▶ **INPUT DATA**
┄┄┄┄┄┄┄┄┄┄┄┄┄┄┄┄┄┄┄┄
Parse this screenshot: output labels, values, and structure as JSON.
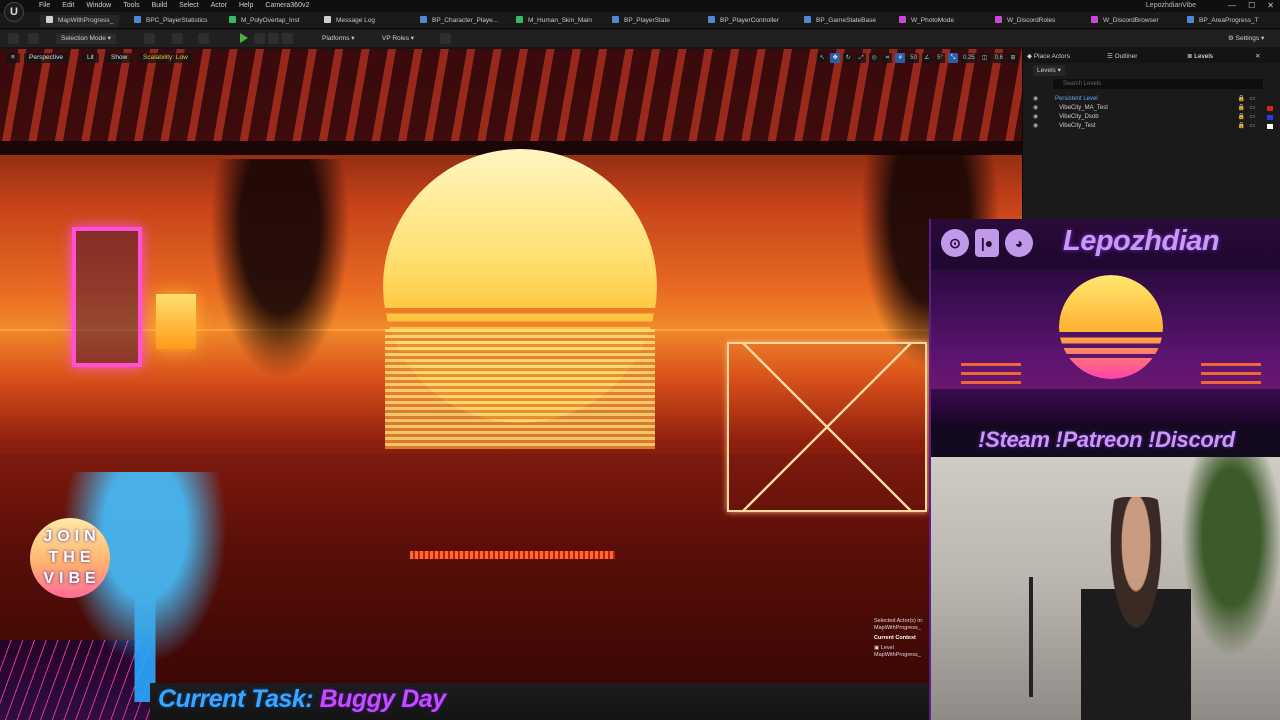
{
  "app": {
    "logo": "U",
    "project_name": "LepozhdianVibe",
    "menus": [
      "File",
      "Edit",
      "Window",
      "Tools",
      "Build",
      "Select",
      "Actor",
      "Help",
      "Camera360v2"
    ],
    "window_controls": [
      "—",
      "☐",
      "✕"
    ]
  },
  "tabs": [
    {
      "label": "MapWithProgress_",
      "icon": "map-icon",
      "color": "#d0d0d0",
      "active": true
    },
    {
      "label": "BPC_PlayerStatistics",
      "icon": "blueprint-icon",
      "color": "#4a8ad8"
    },
    {
      "label": "M_PolyOverlap_Inst",
      "icon": "material-icon",
      "color": "#3ab86a"
    },
    {
      "label": "Message Log",
      "icon": "log-icon",
      "color": "#cfcfcf"
    },
    {
      "label": "BP_Character_Playe...",
      "icon": "blueprint-icon",
      "color": "#4a8ad8"
    },
    {
      "label": "M_Human_Skin_Main",
      "icon": "material-icon",
      "color": "#3ab86a"
    },
    {
      "label": "BP_PlayerState",
      "icon": "blueprint-icon",
      "color": "#4a8ad8"
    },
    {
      "label": "BP_PlayerController",
      "icon": "blueprint-icon",
      "color": "#4a8ad8"
    },
    {
      "label": "BP_GameStateBase",
      "icon": "blueprint-icon",
      "color": "#4a8ad8"
    },
    {
      "label": "W_PhotoMode",
      "icon": "widget-icon",
      "color": "#c84ad8"
    },
    {
      "label": "W_DiscordRoles",
      "icon": "widget-icon",
      "color": "#c84ad8"
    },
    {
      "label": "W_DiscordBrowser",
      "icon": "widget-icon",
      "color": "#c84ad8"
    },
    {
      "label": "BP_AreaProgress_T",
      "icon": "blueprint-icon",
      "color": "#4a8ad8"
    }
  ],
  "toolbar": {
    "selection_mode": "Selection Mode",
    "platforms": "Platforms",
    "vp_roles": "VP Roles",
    "settings": "Settings"
  },
  "viewport": {
    "perspective": "Perspective",
    "lit": "Lit",
    "show": "Show",
    "scalability": "Scalability: Low",
    "grid_snap": "50",
    "rot_snap": "5°",
    "scale_snap": "0.25",
    "cam_speed": "0.6",
    "selected_actors": "Selected Actor(s) in:",
    "selected_map": "MapWithProgress_",
    "current_context": "Current Context",
    "context_type": "Level",
    "context_map": "MapWithProgress_"
  },
  "right_panel": {
    "tabs": [
      "Place Actors",
      "Outliner",
      "Levels"
    ],
    "levels_header": "Levels",
    "search_placeholder": "Search Levels",
    "levels": [
      {
        "name": "Persistent Level",
        "persistent": true,
        "color": ""
      },
      {
        "name": "VibeCity_MA_Test",
        "color": "#d82020"
      },
      {
        "name": "VibeCity_Dsob",
        "color": "#2a3ad8"
      },
      {
        "name": "VibeCity_Test",
        "color": "#ffffff"
      }
    ]
  },
  "overlay": {
    "brand_name": "Lepozhdian",
    "icons": [
      "steam-icon",
      "patreon-icon",
      "discord-icon"
    ],
    "cta": "!Steam !Patreon !Discord",
    "join_text": "JOIN THE VIBE",
    "task_label": "Current Task:",
    "task_value": "Buggy Day"
  }
}
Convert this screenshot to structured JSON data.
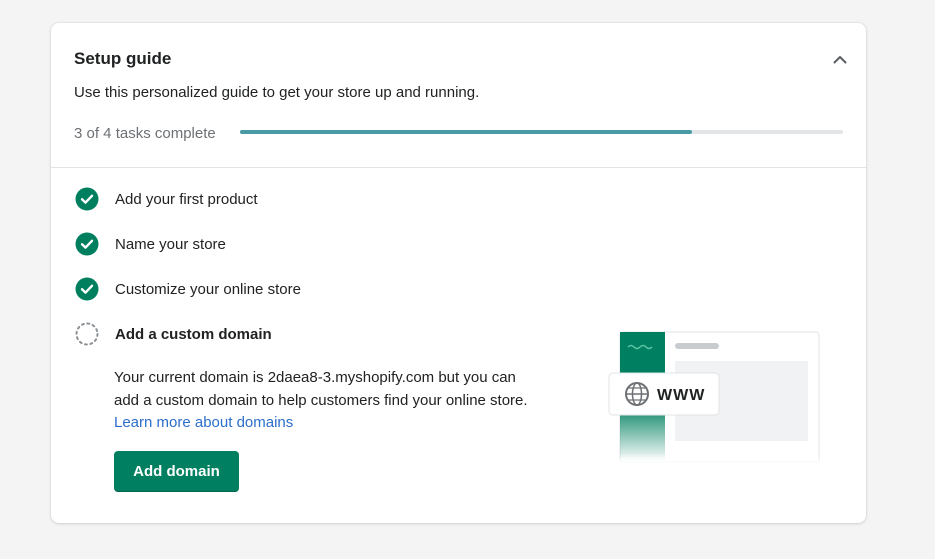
{
  "setup_guide": {
    "title": "Setup guide",
    "subtitle": "Use this personalized guide to get your store up and running.",
    "progress": {
      "label": "3 of 4 tasks complete",
      "completed": 3,
      "total": 4,
      "fill_fraction": 0.75
    },
    "tasks": [
      {
        "label": "Add your first product",
        "status": "complete"
      },
      {
        "label": "Name your store",
        "status": "complete"
      },
      {
        "label": "Customize your online store",
        "status": "complete"
      },
      {
        "label": "Add a custom domain",
        "status": "active"
      }
    ],
    "active_task": {
      "description_text": "Your current domain is 2daea8-3.myshopify.com but you can add a custom domain to help customers find your online store.",
      "link_text": "Learn more about domains",
      "button_label": "Add domain"
    },
    "illustration": {
      "badge_text": "WWW"
    }
  },
  "colors": {
    "check": "#007f5f",
    "primary_button": "#008060",
    "progress_fill": "#4a9aa5",
    "link": "#2c6ecb"
  }
}
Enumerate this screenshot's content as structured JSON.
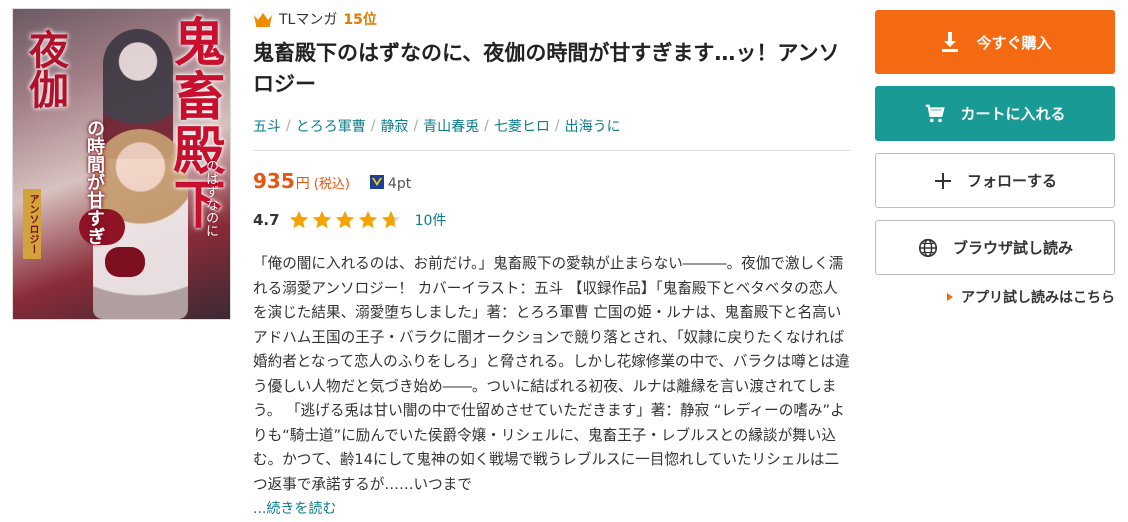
{
  "cover": {
    "title_big": "鬼畜殿下",
    "title_left": "夜伽",
    "title_mid": "の時間が甘すぎ",
    "title_small": "のはずなのに",
    "badge": "アンソロジー"
  },
  "ranking": {
    "category": "TLマンガ",
    "rank": "15位",
    "icon": "crown-icon",
    "icon_color": "#f08c00"
  },
  "book": {
    "title": "鬼畜殿下のはずなのに、夜伽の時間が甘すぎます…ッ！アンソロジー",
    "authors": [
      "五斗",
      "とろろ軍曹",
      "静寂",
      "青山春兎",
      "七菱ヒロ",
      "出海うに"
    ],
    "price": "935",
    "yen": "円",
    "tax": "(税込)",
    "points": "4pt",
    "rating": "4.7",
    "stars": 4.7,
    "reviews": "10件",
    "description": "「俺の闇に入れるのは、お前だけ。」鬼畜殿下の愛執が止まらない―――。夜伽で激しく濡れる溺愛アンソロジー！ カバーイラスト：五斗 【収録作品】「鬼畜殿下とベタベタの恋人を演じた結果、溺愛堕ちしました」著：とろろ軍曹 亡国の姫・ルナは、鬼畜殿下と名高いアドハム王国の王子・バラクに闇オークションで競り落とされ、「奴隷に戻りたくなければ婚約者となって恋人のふりをしろ」と脅される。しかし花嫁修業の中で、バラクは噂とは違う優しい人物だと気づき始め――。ついに結ばれる初夜、ルナは離縁を言い渡されてしまう。 「逃げる兎は甘い闇の中で仕留めさせていただきます」著：静寂 “レディーの嗜み”よりも“騎士道”に励んでいた侯爵令嬢・リシェルに、鬼畜王子・レブルスとの縁談が舞い込む。かつて、齢14にして鬼神の如く戦場で戦うレブルスに一目惚れしていたリシェルは二つ返事で承諾するが……いつまで",
    "read_more": "...続きを読む"
  },
  "actions": {
    "buy": "今すぐ購入",
    "cart": "カートに入れる",
    "follow": "フォローする",
    "trial": "ブラウザ試し読み",
    "app_trial": "アプリ試し読みはこちら"
  },
  "colors": {
    "buy": "#f46a12",
    "cart": "#1a9a95",
    "price": "#e8560f",
    "link": "#0b7d8c",
    "star": "#f5a300"
  }
}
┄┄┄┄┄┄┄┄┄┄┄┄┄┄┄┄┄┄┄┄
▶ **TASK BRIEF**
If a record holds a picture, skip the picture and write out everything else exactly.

▶ **TASK RESPONSE**
Parse this screenshot: output labels, values, and structure as JSON.
{
  "app": {
    "logo": "U",
    "project_name": "LepozhdianVibe",
    "menus": [
      "File",
      "Edit",
      "Window",
      "Tools",
      "Build",
      "Select",
      "Actor",
      "Help",
      "Camera360v2"
    ],
    "window_controls": [
      "—",
      "☐",
      "✕"
    ]
  },
  "tabs": [
    {
      "label": "MapWithProgress_",
      "icon": "map-icon",
      "color": "#d0d0d0",
      "active": true
    },
    {
      "label": "BPC_PlayerStatistics",
      "icon": "blueprint-icon",
      "color": "#4a8ad8"
    },
    {
      "label": "M_PolyOverlap_Inst",
      "icon": "material-icon",
      "color": "#3ab86a"
    },
    {
      "label": "Message Log",
      "icon": "log-icon",
      "color": "#cfcfcf"
    },
    {
      "label": "BP_Character_Playe...",
      "icon": "blueprint-icon",
      "color": "#4a8ad8"
    },
    {
      "label": "M_Human_Skin_Main",
      "icon": "material-icon",
      "color": "#3ab86a"
    },
    {
      "label": "BP_PlayerState",
      "icon": "blueprint-icon",
      "color": "#4a8ad8"
    },
    {
      "label": "BP_PlayerController",
      "icon": "blueprint-icon",
      "color": "#4a8ad8"
    },
    {
      "label": "BP_GameStateBase",
      "icon": "blueprint-icon",
      "color": "#4a8ad8"
    },
    {
      "label": "W_PhotoMode",
      "icon": "widget-icon",
      "color": "#c84ad8"
    },
    {
      "label": "W_DiscordRoles",
      "icon": "widget-icon",
      "color": "#c84ad8"
    },
    {
      "label": "W_DiscordBrowser",
      "icon": "widget-icon",
      "color": "#c84ad8"
    },
    {
      "label": "BP_AreaProgress_T",
      "icon": "blueprint-icon",
      "color": "#4a8ad8"
    }
  ],
  "toolbar": {
    "selection_mode": "Selection Mode",
    "platforms": "Platforms",
    "vp_roles": "VP Roles",
    "settings": "Settings"
  },
  "viewport": {
    "perspective": "Perspective",
    "lit": "Lit",
    "show": "Show",
    "scalability": "Scalability: Low",
    "grid_snap": "50",
    "rot_snap": "5°",
    "scale_snap": "0.25",
    "cam_speed": "0.6",
    "selected_actors": "Selected Actor(s) in:",
    "selected_map": "MapWithProgress_",
    "current_context": "Current Context",
    "context_type": "Level",
    "context_map": "MapWithProgress_"
  },
  "right_panel": {
    "tabs": [
      "Place Actors",
      "Outliner",
      "Levels"
    ],
    "levels_header": "Levels",
    "search_placeholder": "Search Levels",
    "levels": [
      {
        "name": "Persistent Level",
        "persistent": true,
        "color": ""
      },
      {
        "name": "VibeCity_MA_Test",
        "color": "#d82020"
      },
      {
        "name": "VibeCity_Dsob",
        "color": "#2a3ad8"
      },
      {
        "name": "VibeCity_Test",
        "color": "#ffffff"
      }
    ]
  },
  "overlay": {
    "brand_name": "Lepozhdian",
    "icons": [
      "steam-icon",
      "patreon-icon",
      "discord-icon"
    ],
    "cta": "!Steam !Patreon !Discord",
    "join_text": "JOIN THE VIBE",
    "task_label": "Current Task:",
    "task_value": "Buggy Day"
  }
}
Convert this screenshot to structured JSON data.
{
  "setup_guide": {
    "title": "Setup guide",
    "subtitle": "Use this personalized guide to get your store up and running.",
    "progress": {
      "label": "3 of 4 tasks complete",
      "completed": 3,
      "total": 4,
      "fill_fraction": 0.75
    },
    "tasks": [
      {
        "label": "Add your first product",
        "status": "complete"
      },
      {
        "label": "Name your store",
        "status": "complete"
      },
      {
        "label": "Customize your online store",
        "status": "complete"
      },
      {
        "label": "Add a custom domain",
        "status": "active"
      }
    ],
    "active_task": {
      "description_text": "Your current domain is 2daea8-3.myshopify.com but you can add a custom domain to help customers find your online store.",
      "link_text": "Learn more about domains",
      "button_label": "Add domain"
    },
    "illustration": {
      "badge_text": "WWW"
    }
  },
  "colors": {
    "check": "#007f5f",
    "primary_button": "#008060",
    "progress_fill": "#4a9aa5",
    "link": "#2c6ecb"
  }
}
Enumerate this screenshot's content as structured JSON.
{
  "cover": {
    "title_big": "鬼畜殿下",
    "title_left": "夜伽",
    "title_mid": "の時間が甘すぎ",
    "title_small": "のはずなのに",
    "badge": "アンソロジー"
  },
  "ranking": {
    "category": "TLマンガ",
    "rank": "15位",
    "icon": "crown-icon",
    "icon_color": "#f08c00"
  },
  "book": {
    "title": "鬼畜殿下のはずなのに、夜伽の時間が甘すぎます…ッ！アンソロジー",
    "authors": [
      "五斗",
      "とろろ軍曹",
      "静寂",
      "青山春兎",
      "七菱ヒロ",
      "出海うに"
    ],
    "price": "935",
    "yen": "円",
    "tax": "(税込)",
    "points": "4pt",
    "rating": "4.7",
    "stars": 4.7,
    "reviews": "10件",
    "description": "「俺の闇に入れるのは、お前だけ。」鬼畜殿下の愛執が止まらない―――。夜伽で激しく濡れる溺愛アンソロジー！ カバーイラスト：五斗 【収録作品】「鬼畜殿下とベタベタの恋人を演じた結果、溺愛堕ちしました」著：とろろ軍曹 亡国の姫・ルナは、鬼畜殿下と名高いアドハム王国の王子・バラクに闇オークションで競り落とされ、「奴隷に戻りたくなければ婚約者となって恋人のふりをしろ」と脅される。しかし花嫁修業の中で、バラクは噂とは違う優しい人物だと気づき始め――。ついに結ばれる初夜、ルナは離縁を言い渡されてしまう。 「逃げる兎は甘い闇の中で仕留めさせていただきます」著：静寂 “レディーの嗜み”よりも“騎士道”に励んでいた侯爵令嬢・リシェルに、鬼畜王子・レブルスとの縁談が舞い込む。かつて、齢14にして鬼神の如く戦場で戦うレブルスに一目惚れしていたリシェルは二つ返事で承諾するが……いつまで",
    "read_more": "...続きを読む"
  },
  "actions": {
    "buy": "今すぐ購入",
    "cart": "カートに入れる",
    "follow": "フォローする",
    "trial": "ブラウザ試し読み",
    "app_trial": "アプリ試し読みはこちら"
  },
  "colors": {
    "buy": "#f46a12",
    "cart": "#1a9a95",
    "price": "#e8560f",
    "link": "#0b7d8c",
    "star": "#f5a300"
  }
}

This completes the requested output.